Chan’s Hollywood career was launched in 1926, with a film adaptation of “The House Without a Key,” starring the Japanese actor George Kuwa, after which Chan went on to appear in forty-six more movies; he was most memorably played, in the nineteen-thirties, by a Swede named Warner Oland. He also appeared in countless comic strips and, in the nineteen-seventies, in sixteen episodes of Hanna-Barbera’s “The Amazing Chan and the Chan Clan,” which aired on CBS television on Saturday mornings and featured a dog named Chu Chu, Jodie Foster’s voice as one of Chan’s ten children, and the cri de coeur “Wham bam, we’re in a jam!” Charlie Chan is also one of the most hated characters in American popular culture. In the nineteen-eighties and nineties, distinguished American writers, including Frank Chin and Gish Jen, argued for laying Chan to rest, a yellow Uncle Tom, best buried.
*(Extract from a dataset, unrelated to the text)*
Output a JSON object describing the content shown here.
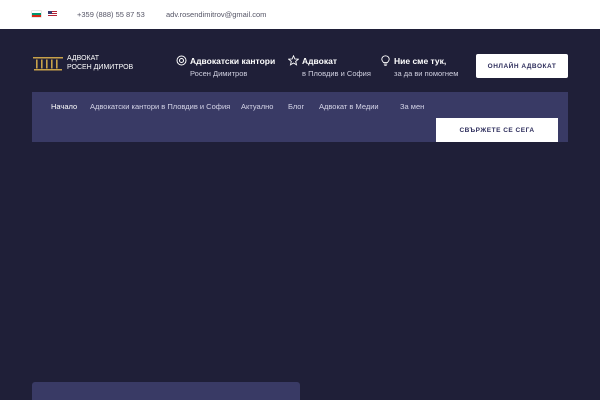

In trenchant essays, Chin condemned the Warner Oland movies as “parables of racial order”; Jen called Chan “the original Asian whiz kid.” In 1993, the literary scholar Elaine Kim bid Chan good riddance—“Gone for good his yellowface asexual bulk, his fortune-cookie English”—in an anthology of contemporary Asian-American fiction titled “Charlie Chan Is Dead,” which is not to be confused with the beautiful and fantastically clever 1982 Wayne Wang film, “Chan Is Missing,” and in which traces of a man named Chan are all over the place, it’s just that no one can find him anymore.
more from Jill Lepore at The New Yorker here.